Certainly not Russian President Vladimir Putin, who recently abolished the country's only environmental agency
in a move that has triggered severe criticism countrywide, President Vladimir Putin abolished Russia's State Committee on the Environment, the nation's sole agency for environmental protection. He also did away with the State Committee on Forestry and transferred the functions of both these panels to the ministry of natural resources which also licenses development of Russia's oil, natural gas and other deposits. Environmentalists say that this amounts to putting an alcoholic in charge of the vodka store.
That Putin had little regard for environmental concerns is no secret among environmentalists in the country. Last year, as head of the secret service, Putin had expressed the view that ecological groups provided a "convenient cover" for foreign spies.
In recent years, several environmental activists and researchers have also been subject to investigations by security service personnel. Noted environmental campaigner Alexander Nikitin was only recently given permission to leave the country after his acquittal on charges of treason.

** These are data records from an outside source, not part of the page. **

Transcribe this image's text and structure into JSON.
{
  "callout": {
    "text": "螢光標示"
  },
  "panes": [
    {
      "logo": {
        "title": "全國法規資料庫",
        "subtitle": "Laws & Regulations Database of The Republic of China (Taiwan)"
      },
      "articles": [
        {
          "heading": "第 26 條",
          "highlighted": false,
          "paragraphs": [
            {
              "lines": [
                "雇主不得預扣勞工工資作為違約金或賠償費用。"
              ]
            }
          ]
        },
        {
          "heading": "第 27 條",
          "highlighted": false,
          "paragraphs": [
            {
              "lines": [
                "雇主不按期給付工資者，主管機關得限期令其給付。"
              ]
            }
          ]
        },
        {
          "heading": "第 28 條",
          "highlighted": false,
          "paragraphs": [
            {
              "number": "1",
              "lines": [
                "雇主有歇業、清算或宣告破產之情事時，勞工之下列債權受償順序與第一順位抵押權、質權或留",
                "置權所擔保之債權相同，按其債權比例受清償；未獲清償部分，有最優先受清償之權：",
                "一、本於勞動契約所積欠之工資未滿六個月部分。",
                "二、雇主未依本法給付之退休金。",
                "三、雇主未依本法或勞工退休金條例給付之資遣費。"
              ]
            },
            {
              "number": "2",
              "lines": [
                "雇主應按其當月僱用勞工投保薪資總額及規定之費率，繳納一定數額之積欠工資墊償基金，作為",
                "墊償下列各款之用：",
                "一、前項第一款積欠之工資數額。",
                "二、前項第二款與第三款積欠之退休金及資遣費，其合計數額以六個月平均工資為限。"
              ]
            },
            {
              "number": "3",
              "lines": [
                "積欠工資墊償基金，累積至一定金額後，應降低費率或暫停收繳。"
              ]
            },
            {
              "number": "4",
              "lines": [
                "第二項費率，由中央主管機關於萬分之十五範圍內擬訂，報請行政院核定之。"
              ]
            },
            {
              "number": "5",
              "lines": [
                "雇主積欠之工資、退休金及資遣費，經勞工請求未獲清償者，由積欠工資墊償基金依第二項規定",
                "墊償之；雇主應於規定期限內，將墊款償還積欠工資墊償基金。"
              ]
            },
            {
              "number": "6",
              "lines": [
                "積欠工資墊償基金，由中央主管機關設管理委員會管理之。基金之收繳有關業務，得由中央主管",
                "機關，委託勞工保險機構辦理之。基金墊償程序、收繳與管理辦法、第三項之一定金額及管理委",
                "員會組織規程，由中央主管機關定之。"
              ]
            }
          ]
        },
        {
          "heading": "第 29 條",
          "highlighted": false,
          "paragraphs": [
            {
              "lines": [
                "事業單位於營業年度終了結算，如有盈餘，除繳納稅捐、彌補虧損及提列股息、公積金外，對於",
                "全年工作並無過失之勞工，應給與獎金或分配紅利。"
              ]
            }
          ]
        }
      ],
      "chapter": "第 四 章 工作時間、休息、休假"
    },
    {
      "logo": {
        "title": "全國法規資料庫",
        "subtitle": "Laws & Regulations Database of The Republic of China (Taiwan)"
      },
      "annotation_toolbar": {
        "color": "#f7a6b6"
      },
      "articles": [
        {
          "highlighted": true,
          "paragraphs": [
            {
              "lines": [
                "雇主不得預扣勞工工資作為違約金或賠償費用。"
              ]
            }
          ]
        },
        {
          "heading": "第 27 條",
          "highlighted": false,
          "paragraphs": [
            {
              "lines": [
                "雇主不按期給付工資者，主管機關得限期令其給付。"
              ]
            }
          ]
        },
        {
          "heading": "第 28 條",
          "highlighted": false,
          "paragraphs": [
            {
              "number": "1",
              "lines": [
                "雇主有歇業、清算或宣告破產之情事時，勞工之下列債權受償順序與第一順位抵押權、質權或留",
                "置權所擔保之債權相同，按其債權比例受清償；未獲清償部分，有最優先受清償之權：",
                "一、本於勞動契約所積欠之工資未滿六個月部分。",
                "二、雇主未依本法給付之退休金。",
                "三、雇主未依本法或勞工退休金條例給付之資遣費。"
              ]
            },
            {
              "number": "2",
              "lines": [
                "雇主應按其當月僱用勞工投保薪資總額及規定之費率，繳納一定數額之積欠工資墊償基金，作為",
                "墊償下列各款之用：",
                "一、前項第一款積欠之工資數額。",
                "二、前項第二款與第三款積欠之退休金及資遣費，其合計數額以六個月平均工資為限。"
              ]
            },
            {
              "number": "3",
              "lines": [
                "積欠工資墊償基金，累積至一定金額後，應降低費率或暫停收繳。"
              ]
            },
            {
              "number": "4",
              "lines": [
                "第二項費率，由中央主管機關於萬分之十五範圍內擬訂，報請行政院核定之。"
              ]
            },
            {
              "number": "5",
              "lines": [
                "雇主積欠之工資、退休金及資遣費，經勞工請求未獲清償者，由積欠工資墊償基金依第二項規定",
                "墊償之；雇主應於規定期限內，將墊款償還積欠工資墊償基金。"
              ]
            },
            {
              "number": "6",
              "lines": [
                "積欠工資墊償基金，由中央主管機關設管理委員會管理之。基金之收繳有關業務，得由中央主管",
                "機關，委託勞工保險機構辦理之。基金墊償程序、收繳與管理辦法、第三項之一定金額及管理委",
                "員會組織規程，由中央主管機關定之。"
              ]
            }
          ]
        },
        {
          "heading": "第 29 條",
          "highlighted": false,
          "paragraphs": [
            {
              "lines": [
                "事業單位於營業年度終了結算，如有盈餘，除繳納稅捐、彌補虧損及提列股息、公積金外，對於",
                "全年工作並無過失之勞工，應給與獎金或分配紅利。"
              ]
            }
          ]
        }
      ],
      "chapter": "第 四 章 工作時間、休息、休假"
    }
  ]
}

All this has further enhanced the view that the government would rather cater to the selfish interests of a certain section of people -- even gangsterswho rake in huge profits from illegal logging and fishing -- than take any sincere measures to check the rampant plunder of the country's huge natural resources. Most of the illegal trade activities, that contribute to a largely invisible environmental catastrophe, occur in the remotest parts of the country.
The recent abolition of the committees have also shocked the country's political leaders. "What can I say? We were really surprised," said Vladimir Kadochnikov, deputy chairperson of the ecology committee in the State Duma, the lower house of Parliament.
Alexei Yablokov, who was once environmental adviser to President Boris Yeltsin and is now president of the pressure-group Centre for Environmental Policy, pointed out that President Putin's stance further highlights the fact that the Kremlin does not attach any importance to environmental matters. "It is an absolutely primitive point of view," Yablokov said.
Yablokov and several other scientists have informally given a letter to the President expressing their disappointment at the removal of the environmental agency that was once a ministry before being downgraded by Yeltsin. Although reduced to an "extremely weak" condition, the agency's main function was to monitor environmental pollution including radioactive contamination from Soviet-era nuclear weapons plants and submarines, high levels of lead pollution from smelters and a number of other health disasters like the spread of tuberculosis.
Environmentalists have already expressed their suspicion that the agency was stamped out because of pressure from powerful business lobbies that view any form of environmental regulation as a detriment to development. Rues Yablokov: "The people now in power think that ecology is for rich countries."